Buddhist Encounters and Identities Across East Asia

Reddit icon
e-mail icon
Twitter icon
Facebook icon
Google icon
LinkedIn icon
Editor(s): 
Ann Heirman, Carmen Meinert, Christoph Aderl
Dynamics in the History of Religion
  • Boston, MA: 
    Brill
    , May
     2018.
     436 pages.
     $198.00.
     E-Book.
    ISBN
    9789004366008.
     For other formats: Link to Publisher's Website.
Review coming soon!

Review by Stuart Young forthcoming.

Description

    ***We have this title in eBook format ONLY***

Encounters, networks, identities and diversity are at the core of the history of Buddhism. They are also the focus of Buddhist Encounters and Identities across East Asia, edited by Ann Heirman, Carmen Meinert and Christoph Anderl. While long-distance networks allowed Buddhist ideas to travel to all parts of East Asia, it was through local and trans-local networks and encounters, and a diversity of people and societies, that identities were made and negotiated. This book undertakes a detailed examination of discrete Buddhist identities rooted in unique cultural practices, beliefs and indigenous socio-political conditions. Moreover, it presents a fascinating picture of the intricacies of the regional and cross-regional networks that connected South and East Asia.

About the Author(s)/Editor(s)/Translator(s): 

Ann Heirman Ph.D. (1998), Ghent University, is Professor of Buddhist Studies and Classical Chinese.

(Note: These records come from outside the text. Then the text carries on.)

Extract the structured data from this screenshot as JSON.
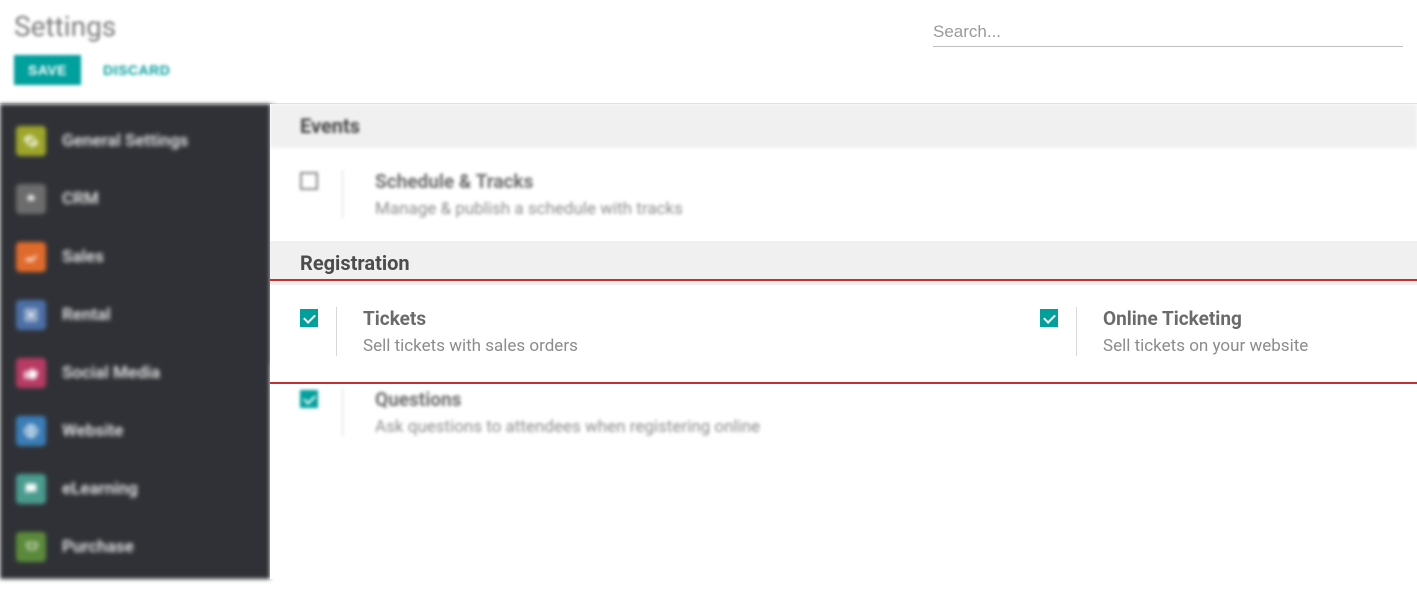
{
  "header": {
    "title": "Settings",
    "search_placeholder": "Search..."
  },
  "actions": {
    "save": "SAVE",
    "discard": "DISCARD"
  },
  "sidebar": {
    "items": [
      {
        "label": "General Settings"
      },
      {
        "label": "CRM"
      },
      {
        "label": "Sales"
      },
      {
        "label": "Rental"
      },
      {
        "label": "Social Media"
      },
      {
        "label": "Website"
      },
      {
        "label": "eLearning"
      },
      {
        "label": "Purchase"
      }
    ]
  },
  "sections": {
    "events": {
      "title": "Events",
      "schedule": {
        "title": "Schedule & Tracks",
        "desc": "Manage & publish a schedule with tracks",
        "checked": false
      }
    },
    "registration": {
      "title": "Registration",
      "tickets": {
        "title": "Tickets",
        "desc": "Sell tickets with sales orders",
        "checked": true
      },
      "online": {
        "title": "Online Ticketing",
        "desc": "Sell tickets on your website",
        "checked": true
      },
      "questions": {
        "title": "Questions",
        "desc": "Ask questions to attendees when registering online",
        "checked": true
      }
    }
  },
  "highlight_color": "#c53030"
}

She has published extensively on Chinese Buddhist monasticism and the development of disciplinary rules, including Rules for Nuns according to the Dharmaguptakavinaya (Motilal Banarsidass, Delhi, 2002).

Carmen Meinert Ph.D. (2001), Ruhr-Universität Bochum, is Professor of Central Asian Religions. Her research interest focuses on the transfer of Buddhism in Central Asia, Tibet and China. Her latest publication is Transfer of Buddhism Across Central Asian Networks (7th to 13th Centuries) (Brill 2016).

Christoph Anderl Ph.D. (2004), Ghent University, is Professor of Buddhist Studies and Chinese Linguistics, with an emphasis on the vernacular language of Medieval China and Chan Buddhist material among the Dunhuang manuscripts.

Add New Comment

Reading Religion welcomes comments from AAR members, and you may leave a comment below by logging in with your AAR Member ID and password. Please read our policy on commenting.

Log in to post comments